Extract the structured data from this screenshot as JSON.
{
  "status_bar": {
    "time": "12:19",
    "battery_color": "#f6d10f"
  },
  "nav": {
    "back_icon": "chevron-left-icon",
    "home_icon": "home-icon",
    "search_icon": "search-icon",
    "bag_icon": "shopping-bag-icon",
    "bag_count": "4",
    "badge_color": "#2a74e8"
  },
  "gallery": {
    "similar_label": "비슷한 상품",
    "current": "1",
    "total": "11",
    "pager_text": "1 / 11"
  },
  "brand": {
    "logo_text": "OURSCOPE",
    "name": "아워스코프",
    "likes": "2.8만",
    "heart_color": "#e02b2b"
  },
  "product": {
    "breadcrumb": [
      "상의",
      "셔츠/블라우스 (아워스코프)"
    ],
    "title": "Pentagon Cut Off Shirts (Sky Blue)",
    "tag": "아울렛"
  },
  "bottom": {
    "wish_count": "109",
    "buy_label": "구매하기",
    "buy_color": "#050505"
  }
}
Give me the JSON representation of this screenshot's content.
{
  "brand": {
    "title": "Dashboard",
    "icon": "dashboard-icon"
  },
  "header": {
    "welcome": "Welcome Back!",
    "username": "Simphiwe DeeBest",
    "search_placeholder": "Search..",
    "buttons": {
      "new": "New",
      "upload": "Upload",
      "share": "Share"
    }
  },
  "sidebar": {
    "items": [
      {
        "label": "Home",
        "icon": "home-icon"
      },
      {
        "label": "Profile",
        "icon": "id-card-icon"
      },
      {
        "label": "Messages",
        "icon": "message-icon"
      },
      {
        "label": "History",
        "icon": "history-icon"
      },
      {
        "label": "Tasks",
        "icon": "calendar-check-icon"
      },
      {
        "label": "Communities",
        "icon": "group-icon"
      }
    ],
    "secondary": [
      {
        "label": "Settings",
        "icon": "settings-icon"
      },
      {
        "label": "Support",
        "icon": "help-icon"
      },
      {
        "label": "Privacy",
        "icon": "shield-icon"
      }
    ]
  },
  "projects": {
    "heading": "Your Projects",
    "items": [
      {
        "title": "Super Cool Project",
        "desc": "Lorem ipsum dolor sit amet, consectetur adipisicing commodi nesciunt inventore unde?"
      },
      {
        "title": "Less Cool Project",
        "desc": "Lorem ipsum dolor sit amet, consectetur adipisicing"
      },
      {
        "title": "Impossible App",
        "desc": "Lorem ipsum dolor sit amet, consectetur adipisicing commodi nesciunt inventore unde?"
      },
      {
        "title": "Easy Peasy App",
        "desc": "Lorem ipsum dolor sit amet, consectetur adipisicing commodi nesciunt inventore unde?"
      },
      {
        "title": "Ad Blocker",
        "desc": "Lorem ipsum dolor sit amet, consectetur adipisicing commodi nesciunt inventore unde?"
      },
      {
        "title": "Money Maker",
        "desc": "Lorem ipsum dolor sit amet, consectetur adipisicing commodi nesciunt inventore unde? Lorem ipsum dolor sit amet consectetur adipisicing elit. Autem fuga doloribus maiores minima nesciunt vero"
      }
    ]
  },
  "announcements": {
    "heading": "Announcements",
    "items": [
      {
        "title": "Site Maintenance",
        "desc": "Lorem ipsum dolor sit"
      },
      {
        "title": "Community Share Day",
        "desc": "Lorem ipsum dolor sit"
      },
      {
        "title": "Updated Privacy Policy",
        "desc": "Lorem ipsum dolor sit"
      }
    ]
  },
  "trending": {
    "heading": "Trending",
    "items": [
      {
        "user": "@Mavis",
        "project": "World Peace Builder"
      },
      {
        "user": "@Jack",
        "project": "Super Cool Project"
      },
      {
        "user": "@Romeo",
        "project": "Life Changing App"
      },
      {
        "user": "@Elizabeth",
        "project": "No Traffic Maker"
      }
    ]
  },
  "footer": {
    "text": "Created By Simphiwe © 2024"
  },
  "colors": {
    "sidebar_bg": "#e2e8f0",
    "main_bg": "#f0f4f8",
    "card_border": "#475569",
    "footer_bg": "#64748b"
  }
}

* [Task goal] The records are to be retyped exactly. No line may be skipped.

* [Result of the task]
Extract the structured data from this screenshot as JSON.
{
  "status_bar": {
    "time": "12:19",
    "battery_color": "#f6d10f"
  },
  "nav": {
    "back_icon": "chevron-left-icon",
    "home_icon": "home-icon",
    "search_icon": "search-icon",
    "bag_icon": "shopping-bag-icon",
    "bag_count": "4",
    "badge_color": "#2a74e8"
  },
  "gallery": {
    "similar_label": "비슷한 상품",
    "current": "1",
    "total": "11",
    "pager_text": "1 / 11"
  },
  "brand": {
    "logo_text": "OURSCOPE",
    "name": "아워스코프",
    "likes": "2.8만",
    "heart_color": "#e02b2b"
  },
  "product": {
    "breadcrumb": [
      "상의",
      "셔츠/블라우스 (아워스코프)"
    ],
    "title": "Pentagon Cut Off Shirts (Sky Blue)",
    "tag": "아울렛"
  },
  "bottom": {
    "wish_count": "109",
    "buy_label": "구매하기",
    "buy_color": "#050505"
  }
}
Give me the JSON representation of this screenshot's content.
{
  "brand": {
    "title": "Dashboard",
    "icon": "dashboard-icon"
  },
  "header": {
    "welcome": "Welcome Back!",
    "username": "Simphiwe DeeBest",
    "search_placeholder": "Search..",
    "buttons": {
      "new": "New",
      "upload": "Upload",
      "share": "Share"
    }
  },
  "sidebar": {
    "items": [
      {
        "label": "Home",
        "icon": "home-icon"
      },
      {
        "label": "Profile",
        "icon": "id-card-icon"
      },
      {
        "label": "Messages",
        "icon": "message-icon"
      },
      {
        "label": "History",
        "icon": "history-icon"
      },
      {
        "label": "Tasks",
        "icon": "calendar-check-icon"
      },
      {
        "label": "Communities",
        "icon": "group-icon"
      }
    ],
    "secondary": [
      {
        "label": "Settings",
        "icon": "settings-icon"
      },
      {
        "label": "Support",
        "icon": "help-icon"
      },
      {
        "label": "Privacy",
        "icon": "shield-icon"
      }
    ]
  },
  "projects": {
    "heading": "Your Projects",
    "items": [
      {
        "title": "Super Cool Project",
        "desc": "Lorem ipsum dolor sit amet, consectetur adipisicing commodi nesciunt inventore unde?"
      },
      {
        "title": "Less Cool Project",
        "desc": "Lorem ipsum dolor sit amet, consectetur adipisicing"
      },
      {
        "title": "Impossible App",
        "desc": "Lorem ipsum dolor sit amet, consectetur adipisicing commodi nesciunt inventore unde?"
      },
      {
        "title": "Easy Peasy App",
        "desc": "Lorem ipsum dolor sit amet, consectetur adipisicing commodi nesciunt inventore unde?"
      },
      {
        "title": "Ad Blocker",
        "desc": "Lorem ipsum dolor sit amet, consectetur adipisicing commodi nesciunt inventore unde?"
      },
      {
        "title": "Money Maker",
        "desc": "Lorem ipsum dolor sit amet, consectetur adipisicing commodi nesciunt inventore unde? Lorem ipsum dolor sit amet consectetur adipisicing elit. Autem fuga doloribus maiores minima nesciunt vero"
      }
    ]
  },
  "announcements": {
    "heading": "Announcements",
    "items": [
      {
        "title": "Site Maintenance",
        "desc": "Lorem ipsum dolor sit"
      },
      {
        "title": "Community Share Day",
        "desc": "Lorem ipsum dolor sit"
      },
      {
        "title": "Updated Privacy Policy",
        "desc": "Lorem ipsum dolor sit"
      }
    ]
  },
  "trending": {
    "heading": "Trending",
    "items": [
      {
        "user": "@Mavis",
        "project": "World Peace Builder"
      },
      {
        "user": "@Jack",
        "project": "Super Cool Project"
      },
      {
        "user": "@Romeo",
        "project": "Life Changing App"
      },
      {
        "user": "@Elizabeth",
        "project": "No Traffic Maker"
      }
    ]
  },
  "footer": {
    "text": "Created By Simphiwe © 2024"
  },
  "colors": {
    "sidebar_bg": "#e2e8f0",
    "main_bg": "#f0f4f8",
    "card_border": "#475569",
    "footer_bg": "#64748b"
  }
}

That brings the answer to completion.